━━ EXTRACTED INFORMATION

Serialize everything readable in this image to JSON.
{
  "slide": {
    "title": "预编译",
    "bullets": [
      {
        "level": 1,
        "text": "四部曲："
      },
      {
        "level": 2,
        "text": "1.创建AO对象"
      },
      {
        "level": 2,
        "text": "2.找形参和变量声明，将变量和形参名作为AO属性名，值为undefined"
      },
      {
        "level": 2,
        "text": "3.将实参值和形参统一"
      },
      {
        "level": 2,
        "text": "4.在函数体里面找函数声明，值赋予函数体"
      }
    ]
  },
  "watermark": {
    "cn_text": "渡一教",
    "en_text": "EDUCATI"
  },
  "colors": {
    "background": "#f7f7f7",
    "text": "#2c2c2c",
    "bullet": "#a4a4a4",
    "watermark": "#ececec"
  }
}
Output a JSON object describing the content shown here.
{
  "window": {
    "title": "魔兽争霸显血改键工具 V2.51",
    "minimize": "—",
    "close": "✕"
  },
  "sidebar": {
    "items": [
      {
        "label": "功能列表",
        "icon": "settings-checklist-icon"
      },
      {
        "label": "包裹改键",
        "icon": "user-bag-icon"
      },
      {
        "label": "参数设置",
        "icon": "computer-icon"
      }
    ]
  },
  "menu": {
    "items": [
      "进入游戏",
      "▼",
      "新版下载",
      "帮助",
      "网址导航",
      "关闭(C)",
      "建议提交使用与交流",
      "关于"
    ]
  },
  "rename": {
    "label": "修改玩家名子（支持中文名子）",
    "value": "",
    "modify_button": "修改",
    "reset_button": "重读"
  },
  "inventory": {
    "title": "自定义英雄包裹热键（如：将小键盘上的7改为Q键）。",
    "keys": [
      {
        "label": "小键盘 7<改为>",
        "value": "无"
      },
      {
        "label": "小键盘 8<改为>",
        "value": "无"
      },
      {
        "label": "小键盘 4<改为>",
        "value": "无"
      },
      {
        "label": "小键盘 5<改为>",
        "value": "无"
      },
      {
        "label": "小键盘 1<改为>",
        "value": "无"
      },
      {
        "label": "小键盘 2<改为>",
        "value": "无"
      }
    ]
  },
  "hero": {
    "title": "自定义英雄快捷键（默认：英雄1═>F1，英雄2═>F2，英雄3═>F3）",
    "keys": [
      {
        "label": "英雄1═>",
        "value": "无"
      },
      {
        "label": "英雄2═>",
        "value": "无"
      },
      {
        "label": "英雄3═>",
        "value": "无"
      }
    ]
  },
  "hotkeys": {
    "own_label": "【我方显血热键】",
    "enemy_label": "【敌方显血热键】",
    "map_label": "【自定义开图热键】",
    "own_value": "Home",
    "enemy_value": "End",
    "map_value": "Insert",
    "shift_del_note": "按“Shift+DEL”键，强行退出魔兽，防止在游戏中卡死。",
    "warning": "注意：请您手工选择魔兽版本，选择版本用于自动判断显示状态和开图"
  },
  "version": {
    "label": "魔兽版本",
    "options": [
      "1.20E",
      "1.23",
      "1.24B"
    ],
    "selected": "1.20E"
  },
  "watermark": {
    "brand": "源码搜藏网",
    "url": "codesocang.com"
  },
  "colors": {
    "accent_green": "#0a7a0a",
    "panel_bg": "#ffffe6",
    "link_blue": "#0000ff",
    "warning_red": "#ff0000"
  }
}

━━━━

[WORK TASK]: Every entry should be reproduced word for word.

[EXERCISE RESULT]:
Serialize everything readable in this image to JSON.
{
  "slide": {
    "title": "预编译",
    "bullets": [
      {
        "level": 1,
        "text": "四部曲："
      },
      {
        "level": 2,
        "text": "1.创建AO对象"
      },
      {
        "level": 2,
        "text": "2.找形参和变量声明，将变量和形参名作为AO属性名，值为undefined"
      },
      {
        "level": 2,
        "text": "3.将实参值和形参统一"
      },
      {
        "level": 2,
        "text": "4.在函数体里面找函数声明，值赋予函数体"
      }
    ]
  },
  "watermark": {
    "cn_text": "渡一教",
    "en_text": "EDUCATI"
  },
  "colors": {
    "background": "#f7f7f7",
    "text": "#2c2c2c",
    "bullet": "#a4a4a4",
    "watermark": "#ececec"
  }
}
Output a JSON object describing the content shown here.
{
  "window": {
    "title": "魔兽争霸显血改键工具 V2.51",
    "minimize": "—",
    "close": "✕"
  },
  "sidebar": {
    "items": [
      {
        "label": "功能列表",
        "icon": "settings-checklist-icon"
      },
      {
        "label": "包裹改键",
        "icon": "user-bag-icon"
      },
      {
        "label": "参数设置",
        "icon": "computer-icon"
      }
    ]
  },
  "menu": {
    "items": [
      "进入游戏",
      "▼",
      "新版下载",
      "帮助",
      "网址导航",
      "关闭(C)",
      "建议提交使用与交流",
      "关于"
    ]
  },
  "rename": {
    "label": "修改玩家名子（支持中文名子）",
    "value": "",
    "modify_button": "修改",
    "reset_button": "重读"
  },
  "inventory": {
    "title": "自定义英雄包裹热键（如：将小键盘上的7改为Q键）。",
    "keys": [
      {
        "label": "小键盘 7<改为>",
        "value": "无"
      },
      {
        "label": "小键盘 8<改为>",
        "value": "无"
      },
      {
        "label": "小键盘 4<改为>",
        "value": "无"
      },
      {
        "label": "小键盘 5<改为>",
        "value": "无"
      },
      {
        "label": "小键盘 1<改为>",
        "value": "无"
      },
      {
        "label": "小键盘 2<改为>",
        "value": "无"
      }
    ]
  },
  "hero": {
    "title": "自定义英雄快捷键（默认：英雄1═>F1，英雄2═>F2，英雄3═>F3）",
    "keys": [
      {
        "label": "英雄1═>",
        "value": "无"
      },
      {
        "label": "英雄2═>",
        "value": "无"
      },
      {
        "label": "英雄3═>",
        "value": "无"
      }
    ]
  },
  "hotkeys": {
    "own_label": "【我方显血热键】",
    "enemy_label": "【敌方显血热键】",
    "map_label": "【自定义开图热键】",
    "own_value": "Home",
    "enemy_value": "End",
    "map_value": "Insert",
    "shift_del_note": "按“Shift+DEL”键，强行退出魔兽，防止在游戏中卡死。",
    "warning": "注意：请您手工选择魔兽版本，选择版本用于自动判断显示状态和开图"
  },
  "version": {
    "label": "魔兽版本",
    "options": [
      "1.20E",
      "1.23",
      "1.24B"
    ],
    "selected": "1.20E"
  },
  "watermark": {
    "brand": "源码搜藏网",
    "url": "codesocang.com"
  },
  "colors": {
    "accent_green": "#0a7a0a",
    "panel_bg": "#ffffe6",
    "link_blue": "#0000ff",
    "warning_red": "#ff0000"
  }
}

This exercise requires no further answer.